And though life may get messy for a time, all's well that ends well. Once Jesus gets back on board, Russia and China will have been dealt with, the Garden of Eden will reopen for business, and the righteous will rule the nations of the Earth. ACLU, beware.
Doubtless Hagee holds his audiences in thrall, but that audience does not happen to include George W. Bush or even (cue thunderclouds) Karl Rove. Nor millions of other Christians. Despite what the anti-Christianists seem to believe, the evangelical movement is not monolithic on such issues and Hagee doesn't have an office in the State Department.
In fact, at one White House meeting with about 35 evangelical leaders, one participant told me Hagee said nary a word. Even if he had, no one in the Bush administration is listening.
"You can be sure that Condi Rice is not reading Tim LaHaye books,'' says Michael Cromartie, vice president of the Ethics and Public Policy Center and director of its Evangelicals in Civic Life program. LaHaye is author of the best-selling apocalyptic "Left Behind'' series.
The Armageddonists, meanwhile, are suffering from what Cromartie calls "overheated eschatological expectations.''
"That means, they're always looking through world events for some signs of the End Times. ... If they want to spend their time worrying about that, fine. I'm pretty content to sit here and wait it out.''
At least part of what's behind the anti-Christianist movement, of course, is dislike of Bush, who happens to be a born-again Christian, combined with angry opposition to the war in Iraq, as well as contempt for the anti-intellectualism of some on the Christian right -- a perfect storm of secular disgust.

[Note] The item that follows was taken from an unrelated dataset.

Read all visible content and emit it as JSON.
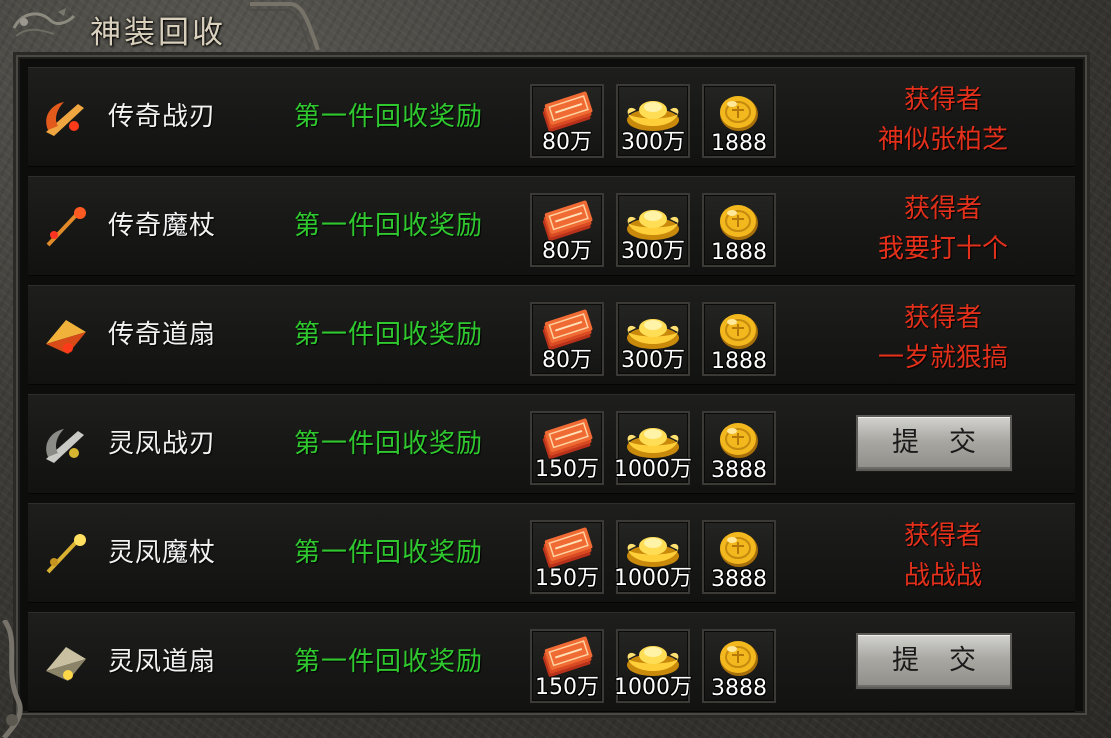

What's missing, however, is a basic understanding of reality: the fact that those who preach an End Times scenario also voted for Bush does not necessarily mean that they have Bush's ear. When someone like Hagee sends a smoke signal to the White House about Israel and Armageddon, the attitude at Pennsylvania Avenue is, "Oh yeah, John, we're aware of that, thank you.''
In other words, pro-Israel policy decisions are based on our long-standing support of America's democratic ally in the Middle East, not some theological imperative as divined through an eschatological grid. Or even an "8'' ball.
Nevertheless, Republicans are happy to get votes where they can. Which is to say: If Hagee were urging his congregation to tithe money to fight global warming based on some apocalyptic interpretation of Scripture, does anyone really think that Al Gore would decline the check?